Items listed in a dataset
Segment Open

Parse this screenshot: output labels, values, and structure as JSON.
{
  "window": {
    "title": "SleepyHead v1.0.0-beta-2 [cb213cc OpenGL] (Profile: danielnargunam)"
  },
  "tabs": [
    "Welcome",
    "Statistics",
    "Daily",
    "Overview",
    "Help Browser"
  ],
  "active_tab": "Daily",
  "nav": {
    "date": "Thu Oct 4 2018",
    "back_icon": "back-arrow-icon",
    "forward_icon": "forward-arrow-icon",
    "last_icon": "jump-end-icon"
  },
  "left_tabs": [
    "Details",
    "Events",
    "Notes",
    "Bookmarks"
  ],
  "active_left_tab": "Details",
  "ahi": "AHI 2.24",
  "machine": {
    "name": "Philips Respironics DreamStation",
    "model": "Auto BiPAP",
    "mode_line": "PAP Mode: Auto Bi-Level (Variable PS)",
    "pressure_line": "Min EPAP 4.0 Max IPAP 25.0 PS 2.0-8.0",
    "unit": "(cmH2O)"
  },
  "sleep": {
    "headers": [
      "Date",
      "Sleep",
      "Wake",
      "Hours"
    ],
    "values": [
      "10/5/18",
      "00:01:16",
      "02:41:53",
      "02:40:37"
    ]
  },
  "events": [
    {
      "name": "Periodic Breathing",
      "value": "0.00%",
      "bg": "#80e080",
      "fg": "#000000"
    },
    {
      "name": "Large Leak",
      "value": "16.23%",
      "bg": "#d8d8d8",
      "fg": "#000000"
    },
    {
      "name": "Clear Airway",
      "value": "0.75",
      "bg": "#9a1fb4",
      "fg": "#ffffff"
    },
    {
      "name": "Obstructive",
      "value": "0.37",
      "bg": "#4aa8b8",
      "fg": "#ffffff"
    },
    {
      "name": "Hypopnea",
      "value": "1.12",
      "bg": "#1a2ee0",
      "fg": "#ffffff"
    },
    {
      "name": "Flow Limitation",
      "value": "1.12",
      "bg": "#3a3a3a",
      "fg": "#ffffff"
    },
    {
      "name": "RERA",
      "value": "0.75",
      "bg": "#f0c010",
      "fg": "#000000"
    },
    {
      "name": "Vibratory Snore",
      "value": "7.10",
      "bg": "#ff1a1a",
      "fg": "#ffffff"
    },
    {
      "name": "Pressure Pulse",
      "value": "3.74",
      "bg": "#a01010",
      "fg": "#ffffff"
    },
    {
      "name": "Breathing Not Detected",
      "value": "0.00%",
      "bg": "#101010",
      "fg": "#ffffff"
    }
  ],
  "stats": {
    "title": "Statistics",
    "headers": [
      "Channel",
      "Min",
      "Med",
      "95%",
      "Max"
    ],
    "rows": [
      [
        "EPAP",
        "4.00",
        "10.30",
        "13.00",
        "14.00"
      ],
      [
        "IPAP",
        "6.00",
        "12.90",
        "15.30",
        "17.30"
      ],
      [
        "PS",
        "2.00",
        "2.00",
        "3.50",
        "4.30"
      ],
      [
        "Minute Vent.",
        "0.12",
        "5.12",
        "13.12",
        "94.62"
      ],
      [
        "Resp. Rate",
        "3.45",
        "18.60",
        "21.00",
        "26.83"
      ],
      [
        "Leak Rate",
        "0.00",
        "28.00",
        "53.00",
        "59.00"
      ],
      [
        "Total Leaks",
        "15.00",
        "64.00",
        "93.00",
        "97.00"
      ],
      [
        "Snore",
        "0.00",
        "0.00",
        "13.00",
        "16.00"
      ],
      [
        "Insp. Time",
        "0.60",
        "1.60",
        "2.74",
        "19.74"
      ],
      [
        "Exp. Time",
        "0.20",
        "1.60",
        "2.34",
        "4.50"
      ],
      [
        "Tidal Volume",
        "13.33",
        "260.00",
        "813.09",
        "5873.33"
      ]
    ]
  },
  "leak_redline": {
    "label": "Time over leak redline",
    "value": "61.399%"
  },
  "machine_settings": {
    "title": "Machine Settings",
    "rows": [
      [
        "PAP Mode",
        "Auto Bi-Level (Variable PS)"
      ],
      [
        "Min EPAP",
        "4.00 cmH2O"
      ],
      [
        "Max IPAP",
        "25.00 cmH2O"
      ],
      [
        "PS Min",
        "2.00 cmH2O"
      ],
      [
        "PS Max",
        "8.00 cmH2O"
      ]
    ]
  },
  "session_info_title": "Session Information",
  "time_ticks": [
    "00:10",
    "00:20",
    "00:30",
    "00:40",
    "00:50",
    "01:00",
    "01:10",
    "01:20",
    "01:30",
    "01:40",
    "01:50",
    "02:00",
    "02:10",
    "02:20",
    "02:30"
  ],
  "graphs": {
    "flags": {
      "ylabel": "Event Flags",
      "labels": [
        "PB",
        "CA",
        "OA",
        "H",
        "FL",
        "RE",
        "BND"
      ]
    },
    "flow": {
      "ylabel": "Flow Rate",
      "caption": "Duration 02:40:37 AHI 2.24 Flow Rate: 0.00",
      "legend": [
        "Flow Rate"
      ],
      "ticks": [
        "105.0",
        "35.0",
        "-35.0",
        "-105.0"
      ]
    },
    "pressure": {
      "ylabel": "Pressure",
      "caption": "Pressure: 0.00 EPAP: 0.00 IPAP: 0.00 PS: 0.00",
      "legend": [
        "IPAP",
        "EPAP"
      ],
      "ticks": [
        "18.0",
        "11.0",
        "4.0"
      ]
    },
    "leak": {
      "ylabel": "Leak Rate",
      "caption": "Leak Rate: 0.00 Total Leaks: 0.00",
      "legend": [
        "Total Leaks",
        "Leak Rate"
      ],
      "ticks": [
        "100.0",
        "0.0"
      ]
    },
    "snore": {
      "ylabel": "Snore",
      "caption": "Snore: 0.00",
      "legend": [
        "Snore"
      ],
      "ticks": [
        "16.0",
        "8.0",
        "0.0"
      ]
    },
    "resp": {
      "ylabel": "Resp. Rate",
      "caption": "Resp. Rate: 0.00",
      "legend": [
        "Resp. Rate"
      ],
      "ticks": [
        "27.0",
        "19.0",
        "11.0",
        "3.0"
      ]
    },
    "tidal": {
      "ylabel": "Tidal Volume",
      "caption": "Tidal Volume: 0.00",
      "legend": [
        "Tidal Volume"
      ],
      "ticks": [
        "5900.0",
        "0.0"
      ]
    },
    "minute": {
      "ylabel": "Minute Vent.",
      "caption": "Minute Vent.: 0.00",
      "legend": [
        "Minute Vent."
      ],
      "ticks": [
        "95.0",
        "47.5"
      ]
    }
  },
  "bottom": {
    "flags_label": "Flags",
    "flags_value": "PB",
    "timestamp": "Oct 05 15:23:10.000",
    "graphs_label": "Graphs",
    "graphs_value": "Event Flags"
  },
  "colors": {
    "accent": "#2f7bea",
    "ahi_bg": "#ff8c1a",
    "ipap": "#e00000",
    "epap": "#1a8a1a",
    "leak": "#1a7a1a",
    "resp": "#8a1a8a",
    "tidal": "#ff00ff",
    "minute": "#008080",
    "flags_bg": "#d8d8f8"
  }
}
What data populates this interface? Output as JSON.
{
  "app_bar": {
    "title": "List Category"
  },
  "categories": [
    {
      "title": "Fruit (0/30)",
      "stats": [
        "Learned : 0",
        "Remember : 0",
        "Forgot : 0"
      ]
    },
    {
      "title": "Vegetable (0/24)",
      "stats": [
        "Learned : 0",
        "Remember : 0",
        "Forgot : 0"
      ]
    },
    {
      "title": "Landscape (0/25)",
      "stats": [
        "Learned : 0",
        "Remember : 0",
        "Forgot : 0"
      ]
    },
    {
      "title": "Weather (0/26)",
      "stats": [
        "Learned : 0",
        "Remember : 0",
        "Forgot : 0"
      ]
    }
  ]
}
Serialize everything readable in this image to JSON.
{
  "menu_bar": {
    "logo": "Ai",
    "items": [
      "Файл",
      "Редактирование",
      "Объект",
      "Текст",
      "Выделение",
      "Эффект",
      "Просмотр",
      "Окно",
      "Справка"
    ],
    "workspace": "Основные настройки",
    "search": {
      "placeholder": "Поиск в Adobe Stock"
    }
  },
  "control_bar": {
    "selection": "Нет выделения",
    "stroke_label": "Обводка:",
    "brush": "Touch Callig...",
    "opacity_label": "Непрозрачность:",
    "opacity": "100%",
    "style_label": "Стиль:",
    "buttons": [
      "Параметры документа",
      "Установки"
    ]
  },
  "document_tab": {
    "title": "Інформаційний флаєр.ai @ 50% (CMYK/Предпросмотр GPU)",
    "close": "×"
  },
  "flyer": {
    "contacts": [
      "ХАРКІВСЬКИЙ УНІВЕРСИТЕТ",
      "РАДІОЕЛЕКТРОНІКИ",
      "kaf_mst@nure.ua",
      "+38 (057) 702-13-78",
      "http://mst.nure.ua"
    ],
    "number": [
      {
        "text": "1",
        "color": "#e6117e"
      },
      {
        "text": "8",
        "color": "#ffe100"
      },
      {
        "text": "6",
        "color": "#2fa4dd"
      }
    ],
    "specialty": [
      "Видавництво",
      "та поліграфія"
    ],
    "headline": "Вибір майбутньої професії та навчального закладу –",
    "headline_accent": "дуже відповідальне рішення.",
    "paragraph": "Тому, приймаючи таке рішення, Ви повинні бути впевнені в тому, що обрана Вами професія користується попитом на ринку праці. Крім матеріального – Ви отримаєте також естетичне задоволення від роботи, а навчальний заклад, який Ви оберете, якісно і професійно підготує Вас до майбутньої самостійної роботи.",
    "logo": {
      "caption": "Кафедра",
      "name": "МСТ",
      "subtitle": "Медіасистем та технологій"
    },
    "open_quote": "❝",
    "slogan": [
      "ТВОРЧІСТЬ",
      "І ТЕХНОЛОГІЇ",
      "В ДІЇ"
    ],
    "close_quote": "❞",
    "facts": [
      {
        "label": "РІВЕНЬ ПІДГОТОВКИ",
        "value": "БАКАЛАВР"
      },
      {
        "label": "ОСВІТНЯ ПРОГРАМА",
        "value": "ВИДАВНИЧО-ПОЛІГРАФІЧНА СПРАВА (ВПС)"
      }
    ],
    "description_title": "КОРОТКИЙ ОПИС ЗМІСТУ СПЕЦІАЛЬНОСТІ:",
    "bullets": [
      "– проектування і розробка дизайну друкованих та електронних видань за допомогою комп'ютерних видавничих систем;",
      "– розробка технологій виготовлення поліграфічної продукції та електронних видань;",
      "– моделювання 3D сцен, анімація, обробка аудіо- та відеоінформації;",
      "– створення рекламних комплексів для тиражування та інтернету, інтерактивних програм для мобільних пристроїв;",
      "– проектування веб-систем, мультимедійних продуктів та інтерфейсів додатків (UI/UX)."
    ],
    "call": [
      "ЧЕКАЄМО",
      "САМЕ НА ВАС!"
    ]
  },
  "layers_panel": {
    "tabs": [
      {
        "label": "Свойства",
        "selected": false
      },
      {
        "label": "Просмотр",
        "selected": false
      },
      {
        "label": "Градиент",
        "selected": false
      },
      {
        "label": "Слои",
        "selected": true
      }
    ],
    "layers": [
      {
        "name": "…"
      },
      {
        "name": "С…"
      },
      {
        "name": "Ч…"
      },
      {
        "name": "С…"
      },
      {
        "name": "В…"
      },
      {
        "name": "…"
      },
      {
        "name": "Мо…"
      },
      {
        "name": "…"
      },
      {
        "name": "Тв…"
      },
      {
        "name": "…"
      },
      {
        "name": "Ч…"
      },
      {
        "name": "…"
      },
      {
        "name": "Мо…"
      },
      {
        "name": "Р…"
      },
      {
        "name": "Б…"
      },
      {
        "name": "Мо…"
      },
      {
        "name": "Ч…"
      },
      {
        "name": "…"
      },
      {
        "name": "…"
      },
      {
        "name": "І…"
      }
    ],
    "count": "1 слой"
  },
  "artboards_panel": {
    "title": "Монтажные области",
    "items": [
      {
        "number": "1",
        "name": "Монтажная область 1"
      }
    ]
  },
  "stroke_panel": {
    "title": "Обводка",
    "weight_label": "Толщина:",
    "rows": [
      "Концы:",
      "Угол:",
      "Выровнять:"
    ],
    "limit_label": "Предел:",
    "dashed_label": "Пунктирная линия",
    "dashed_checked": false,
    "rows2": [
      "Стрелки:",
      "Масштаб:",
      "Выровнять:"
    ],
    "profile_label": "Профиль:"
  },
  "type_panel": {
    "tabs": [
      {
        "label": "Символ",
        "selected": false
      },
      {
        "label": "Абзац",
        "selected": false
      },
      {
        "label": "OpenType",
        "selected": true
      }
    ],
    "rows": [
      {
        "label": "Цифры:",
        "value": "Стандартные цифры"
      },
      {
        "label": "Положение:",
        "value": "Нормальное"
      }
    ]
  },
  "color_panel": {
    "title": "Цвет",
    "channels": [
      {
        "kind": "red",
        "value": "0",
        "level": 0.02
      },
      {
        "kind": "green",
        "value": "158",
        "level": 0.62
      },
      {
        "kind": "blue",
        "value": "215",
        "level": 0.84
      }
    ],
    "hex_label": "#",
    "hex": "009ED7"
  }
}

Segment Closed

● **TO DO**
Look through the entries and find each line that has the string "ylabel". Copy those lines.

● **RESULT FOR THIS TASK**
      "ylabel": "Event Flags",
      "ylabel": "Flow Rate",
      "ylabel": "Pressure",
      "ylabel": "Leak Rate",
      "ylabel": "Snore",
      "ylabel": "Resp. Rate",
      "ylabel": "Tidal Volume",
      "ylabel": "Minute Vent.",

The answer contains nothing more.